Maureen Erickson, the employment and transition representative for Herndon High, organized the event. "It's a great chance to get real world experience and to see what real people do everyday," Erickson said. "Students may think of a career in graphic design, but they may not think of the World Wildlife Federation. There are so many more options out there that kids wouldn't naturally think of and that is what makes this day so important."

Last year, one business, the Dulles Hyatt, participated in the job shadowing day. This year, Erickson added four additional local businesses, in addition to the NWF, including Verizon Internet Services in Reston, Studio Four Squared in Sterling and United Methodist Church in Herndon.

<b>A HERNDON SENIOR</b>, Chrystal Kraftchak has known what she wants to do since her freshman year. Kraftchak wants to go into catering and, on Monday, she got to see her future up close. The 18-year-old spent the day learning the "tricks of the trade" with Kirk MacKinnon, the director of catering for the Hyatt Dulles. "I really wanted to come here today and learn what a job like this really is like," she said. "I want to see what the day-to-day routine will be like, the good and the bad."

Kraftchak will enroll in the Pennsylvania Culinary Institute in Pittsburgh. This was not her first experience behind the scenes, however. For three months, she worked at Lonestar restaurant on Elden Street.

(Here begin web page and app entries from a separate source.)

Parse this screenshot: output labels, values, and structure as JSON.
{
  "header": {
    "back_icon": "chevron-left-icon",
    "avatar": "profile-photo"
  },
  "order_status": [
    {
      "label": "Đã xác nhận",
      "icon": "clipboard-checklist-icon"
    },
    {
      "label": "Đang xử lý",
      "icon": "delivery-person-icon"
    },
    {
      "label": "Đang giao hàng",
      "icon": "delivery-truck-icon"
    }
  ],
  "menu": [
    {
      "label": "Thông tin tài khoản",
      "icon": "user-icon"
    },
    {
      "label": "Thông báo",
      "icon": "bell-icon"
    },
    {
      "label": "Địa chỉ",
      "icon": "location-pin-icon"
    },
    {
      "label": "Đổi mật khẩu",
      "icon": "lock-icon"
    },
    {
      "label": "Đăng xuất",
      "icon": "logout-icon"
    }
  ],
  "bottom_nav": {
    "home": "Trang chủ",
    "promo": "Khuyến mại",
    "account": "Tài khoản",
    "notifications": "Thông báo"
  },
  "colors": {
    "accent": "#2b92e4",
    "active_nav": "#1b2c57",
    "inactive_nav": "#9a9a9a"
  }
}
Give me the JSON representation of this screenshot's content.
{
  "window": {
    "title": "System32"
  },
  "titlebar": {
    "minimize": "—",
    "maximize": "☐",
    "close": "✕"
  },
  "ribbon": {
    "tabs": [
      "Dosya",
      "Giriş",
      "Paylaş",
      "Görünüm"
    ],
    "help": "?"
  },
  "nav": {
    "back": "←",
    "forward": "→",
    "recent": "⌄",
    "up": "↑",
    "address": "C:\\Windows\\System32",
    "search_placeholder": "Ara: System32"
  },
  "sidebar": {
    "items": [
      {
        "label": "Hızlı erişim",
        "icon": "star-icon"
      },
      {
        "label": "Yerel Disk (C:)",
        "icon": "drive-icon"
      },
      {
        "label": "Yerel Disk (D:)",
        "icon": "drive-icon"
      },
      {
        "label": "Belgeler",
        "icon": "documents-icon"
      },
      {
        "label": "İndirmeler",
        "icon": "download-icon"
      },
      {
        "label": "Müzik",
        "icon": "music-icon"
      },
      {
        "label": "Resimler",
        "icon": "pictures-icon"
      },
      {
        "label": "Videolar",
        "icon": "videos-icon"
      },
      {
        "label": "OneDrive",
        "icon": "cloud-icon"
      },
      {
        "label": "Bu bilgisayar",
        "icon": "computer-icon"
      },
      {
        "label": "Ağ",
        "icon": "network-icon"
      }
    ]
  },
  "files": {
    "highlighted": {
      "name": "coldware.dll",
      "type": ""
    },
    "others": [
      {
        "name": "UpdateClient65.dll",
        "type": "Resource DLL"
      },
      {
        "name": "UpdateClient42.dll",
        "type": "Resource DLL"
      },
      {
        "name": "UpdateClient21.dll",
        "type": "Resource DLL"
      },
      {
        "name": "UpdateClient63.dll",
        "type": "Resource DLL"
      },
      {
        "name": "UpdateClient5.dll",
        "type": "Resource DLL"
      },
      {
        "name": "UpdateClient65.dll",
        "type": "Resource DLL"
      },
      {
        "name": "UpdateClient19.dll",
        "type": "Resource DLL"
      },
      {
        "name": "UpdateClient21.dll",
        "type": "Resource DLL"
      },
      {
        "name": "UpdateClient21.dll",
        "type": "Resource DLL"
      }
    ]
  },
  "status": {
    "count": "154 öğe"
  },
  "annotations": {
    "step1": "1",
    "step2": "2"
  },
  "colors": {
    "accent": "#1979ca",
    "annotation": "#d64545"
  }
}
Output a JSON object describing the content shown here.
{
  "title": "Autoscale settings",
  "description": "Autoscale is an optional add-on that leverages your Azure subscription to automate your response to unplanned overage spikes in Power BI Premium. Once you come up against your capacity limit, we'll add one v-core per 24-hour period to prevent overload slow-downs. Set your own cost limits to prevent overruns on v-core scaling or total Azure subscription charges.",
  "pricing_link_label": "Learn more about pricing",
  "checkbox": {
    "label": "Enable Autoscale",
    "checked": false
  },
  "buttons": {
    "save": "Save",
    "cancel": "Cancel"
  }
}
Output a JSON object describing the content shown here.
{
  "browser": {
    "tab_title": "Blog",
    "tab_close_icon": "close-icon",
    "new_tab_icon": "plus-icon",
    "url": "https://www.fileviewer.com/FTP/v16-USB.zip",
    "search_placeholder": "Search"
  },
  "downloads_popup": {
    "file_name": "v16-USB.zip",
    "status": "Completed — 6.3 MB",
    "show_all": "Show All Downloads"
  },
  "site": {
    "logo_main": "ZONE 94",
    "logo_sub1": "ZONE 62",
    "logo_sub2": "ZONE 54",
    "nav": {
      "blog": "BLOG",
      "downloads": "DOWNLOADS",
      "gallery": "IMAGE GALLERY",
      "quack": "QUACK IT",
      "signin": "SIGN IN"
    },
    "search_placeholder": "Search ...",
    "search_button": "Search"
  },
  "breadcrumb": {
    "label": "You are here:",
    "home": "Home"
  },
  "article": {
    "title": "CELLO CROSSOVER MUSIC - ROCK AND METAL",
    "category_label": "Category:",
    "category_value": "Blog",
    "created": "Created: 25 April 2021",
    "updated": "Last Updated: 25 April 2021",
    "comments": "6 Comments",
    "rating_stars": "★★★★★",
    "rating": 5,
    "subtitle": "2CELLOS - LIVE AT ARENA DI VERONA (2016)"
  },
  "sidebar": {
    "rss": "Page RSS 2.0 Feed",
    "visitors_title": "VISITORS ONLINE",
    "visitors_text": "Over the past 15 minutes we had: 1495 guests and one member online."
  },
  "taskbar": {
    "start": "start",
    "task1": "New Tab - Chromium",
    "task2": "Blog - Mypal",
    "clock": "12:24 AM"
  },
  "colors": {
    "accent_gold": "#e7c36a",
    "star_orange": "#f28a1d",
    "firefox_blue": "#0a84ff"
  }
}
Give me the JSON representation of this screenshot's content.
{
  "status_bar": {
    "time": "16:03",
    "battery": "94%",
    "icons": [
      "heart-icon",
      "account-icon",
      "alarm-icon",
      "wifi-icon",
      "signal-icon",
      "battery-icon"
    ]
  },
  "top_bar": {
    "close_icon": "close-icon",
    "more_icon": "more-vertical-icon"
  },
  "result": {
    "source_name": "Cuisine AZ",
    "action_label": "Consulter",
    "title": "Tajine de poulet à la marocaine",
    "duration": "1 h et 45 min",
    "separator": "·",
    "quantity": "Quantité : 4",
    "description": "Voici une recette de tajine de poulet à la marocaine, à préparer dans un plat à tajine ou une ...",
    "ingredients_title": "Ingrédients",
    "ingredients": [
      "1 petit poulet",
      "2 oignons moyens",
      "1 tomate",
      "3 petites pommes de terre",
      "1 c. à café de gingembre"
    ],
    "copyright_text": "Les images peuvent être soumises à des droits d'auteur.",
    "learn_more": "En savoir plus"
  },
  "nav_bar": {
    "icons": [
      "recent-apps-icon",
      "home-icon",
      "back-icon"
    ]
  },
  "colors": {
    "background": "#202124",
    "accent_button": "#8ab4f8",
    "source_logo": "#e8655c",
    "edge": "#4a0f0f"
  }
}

"She's going to Culinary School and she is obviously really focused on the industry," MacKinnon, who participated in a similar program when he was in high school, said. "She's got a great head start. To be truly happy in whatever field you choose, you have to have that passion and she clearly has it. That is a big step in the right direction."

MacKinnon told her that catering can be a great job because everyday there is always something new and different. "I learned that I can't be very wishy-washy," the future caterer said. "He taught me that I have to keep a level head."